- [EXERCISE] Count how many lines in the data hold "field". Only the number.

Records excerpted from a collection
◆ ◆ ◆

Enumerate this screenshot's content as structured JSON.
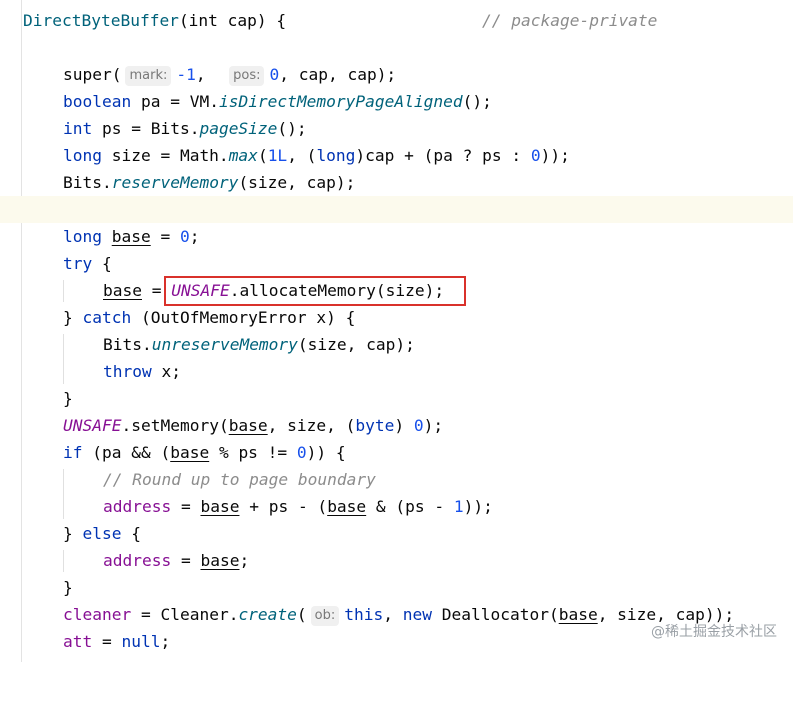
{
  "header": {
    "signature": "DirectByteBuffer(int cap) {",
    "comment": "// package-private",
    "name": "DirectByteBuffer",
    "params": "(int cap) {"
  },
  "lines": {
    "l1": {
      "pre": "super(",
      "hint1": "mark:",
      "a1": "-1",
      "sep1": ",  ",
      "hint2": "pos:",
      "a2": "0",
      "rest": ", cap, cap);"
    },
    "l2": {
      "kw": "boolean",
      "a": " pa = VM.",
      "fn": "isDirectMemoryPageAligned",
      "b": "();"
    },
    "l3": {
      "kw": "int",
      "a": " ps = Bits.",
      "fn": "pageSize",
      "b": "();"
    },
    "l4": {
      "kw": "long",
      "a": " size = Math.",
      "fn": "max",
      "b": "(",
      "n1": "1L",
      "c": ", (",
      "kw2": "long",
      "d": ")cap + (pa ? ps : ",
      "n2": "0",
      "e": "));"
    },
    "l5": {
      "a": "Bits.",
      "fn": "reserveMemory",
      "b": "(size, cap);"
    },
    "l7": {
      "kw": "long",
      "sp": " ",
      "var": "base",
      "a": " = ",
      "n": "0",
      "b": ";"
    },
    "l8": {
      "kw": "try",
      "a": " {"
    },
    "l9": {
      "var": "base",
      "a": " = ",
      "field": "UNSAFE",
      "b": ".allocateMemory(size);"
    },
    "l10": {
      "a": "} ",
      "kw": "catch",
      "b": " (OutOfMemoryError x) {"
    },
    "l11": {
      "a": "Bits.",
      "fn": "unreserveMemory",
      "b": "(size, cap);"
    },
    "l12": {
      "kw": "throw",
      "a": " x;"
    },
    "l13": {
      "a": "}"
    },
    "l14": {
      "field": "UNSAFE",
      "a": ".setMemory(",
      "var": "base",
      "b": ", size, (",
      "kw": "byte",
      "c": ") ",
      "n": "0",
      "d": ");"
    },
    "l15": {
      "kw": "if",
      "a": " (pa && (",
      "var": "base",
      "b": " % ps != ",
      "n": "0",
      "c": ")) {"
    },
    "l16": {
      "comment": "// Round up to page boundary"
    },
    "l17": {
      "field": "address",
      "a": " = ",
      "var1": "base",
      "b": " + ps - (",
      "var2": "base",
      "c": " & (ps - ",
      "n": "1",
      "d": "));"
    },
    "l18": {
      "a": "} ",
      "kw": "else",
      "b": " {"
    },
    "l19": {
      "field": "address",
      "a": " = ",
      "var": "base",
      "b": ";"
    },
    "l20": {
      "a": "}"
    },
    "l21": {
      "field": "cleaner",
      "a": " = Cleaner.",
      "fn": "create",
      "b": "(",
      "hint": "ob:",
      "kw1": "this",
      "c": ", ",
      "kw2": "new",
      "d": " Deallocator(",
      "var": "base",
      "e": ", size, cap));"
    },
    "l22": {
      "field": "att",
      "a": " = ",
      "kw": "null",
      "b": ";"
    }
  },
  "watermark": "@稀土掘金技术社区",
  "colors": {
    "keyword": "#0033b3",
    "number": "#1750eb",
    "method": "#00627a",
    "field": "#871094",
    "comment": "#8c8c8c",
    "highlight_box": "#d9312b"
  }
}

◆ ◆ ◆

- [RESPONSE] 7